Betts for his career just torches left-handed pitching. He is a shark in a pool of bloody sunfish when it comes to lefties. This season Betts is hitting .280 against righties and a mere .211 against lefties. This has happened before. In 2016 Betts hit .264 against southpaws and pummeled right-handers at a .331 clip.
Another mystery is Betts ability to hit leadoff this season with just a .144 average. Last season Betts was almost exclusively in that slot and the results were .346. For his career, Betts has hit .299 when leading off and for reference to this season .312 when hitting second. There is good news regarding defense for Betts.
Betts’ defensive contributions have not languished as Mookie is ranked third among American League right fielders in defensive metrics. As usual, Betts is a run saver with 10 Defensive Runs Saved (DRS) with no other player topping four. Expect Gold Glove caliber defense despite an offense that less than spectacular.
So the question arises again at just who the real Betts is? Is this going to be a pattern year to year? I prefer the composite approach which should mean expectations every year for power are in the 25 home run range and 40+ doubles. In every full season, Betts has topped 40 doubles and surprisingly has never led the AL. Betts’ average should be in the .300 range and that may be a struggle this season.
There are two factors for Betts with one being individual and the other team. As an individual Betts’ season could potentially be reflected when he becomes a free agent after the 2020 season. The second is two-fold with the Red Sox offense benefiting from a Betts duplication of 2016 or 2018. A subtext is Betts market value if the Red Sox contemplate a trade.
Betts is a five-tool player and they are exceedingly rare in the game today where all aspects set a player like Betts far apart from their contemporaries.

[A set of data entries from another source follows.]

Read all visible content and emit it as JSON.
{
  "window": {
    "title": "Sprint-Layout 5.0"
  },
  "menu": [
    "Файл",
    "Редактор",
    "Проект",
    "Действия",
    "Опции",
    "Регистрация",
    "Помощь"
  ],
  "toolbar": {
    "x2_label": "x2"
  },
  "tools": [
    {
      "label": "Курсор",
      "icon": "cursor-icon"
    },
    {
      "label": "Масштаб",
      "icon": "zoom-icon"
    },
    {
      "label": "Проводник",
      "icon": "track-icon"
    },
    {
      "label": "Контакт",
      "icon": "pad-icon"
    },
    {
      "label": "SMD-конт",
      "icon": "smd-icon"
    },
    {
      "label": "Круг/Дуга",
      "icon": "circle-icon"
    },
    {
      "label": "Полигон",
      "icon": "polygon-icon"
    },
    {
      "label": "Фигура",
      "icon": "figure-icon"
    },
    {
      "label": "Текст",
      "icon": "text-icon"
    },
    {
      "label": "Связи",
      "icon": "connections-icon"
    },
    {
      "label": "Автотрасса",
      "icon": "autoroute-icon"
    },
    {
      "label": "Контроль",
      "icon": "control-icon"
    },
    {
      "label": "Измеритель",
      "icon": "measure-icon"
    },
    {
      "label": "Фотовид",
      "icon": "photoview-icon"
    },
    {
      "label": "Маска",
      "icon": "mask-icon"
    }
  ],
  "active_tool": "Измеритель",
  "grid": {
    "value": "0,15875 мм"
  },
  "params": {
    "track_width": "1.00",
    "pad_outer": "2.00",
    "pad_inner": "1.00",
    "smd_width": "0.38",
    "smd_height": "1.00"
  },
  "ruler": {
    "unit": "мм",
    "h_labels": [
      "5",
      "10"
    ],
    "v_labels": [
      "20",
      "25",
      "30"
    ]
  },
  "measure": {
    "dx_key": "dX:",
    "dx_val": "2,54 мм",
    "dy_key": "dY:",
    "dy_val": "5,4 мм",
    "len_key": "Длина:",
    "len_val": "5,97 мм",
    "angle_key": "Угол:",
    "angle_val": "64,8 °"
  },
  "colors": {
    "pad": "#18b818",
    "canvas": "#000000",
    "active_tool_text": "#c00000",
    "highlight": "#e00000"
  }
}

At this point, one tool – batting average – seems to be in a deep slumber, but sometimes a slumber ends and a tour of pitching punishment begins. Maybe it soon will for Betts?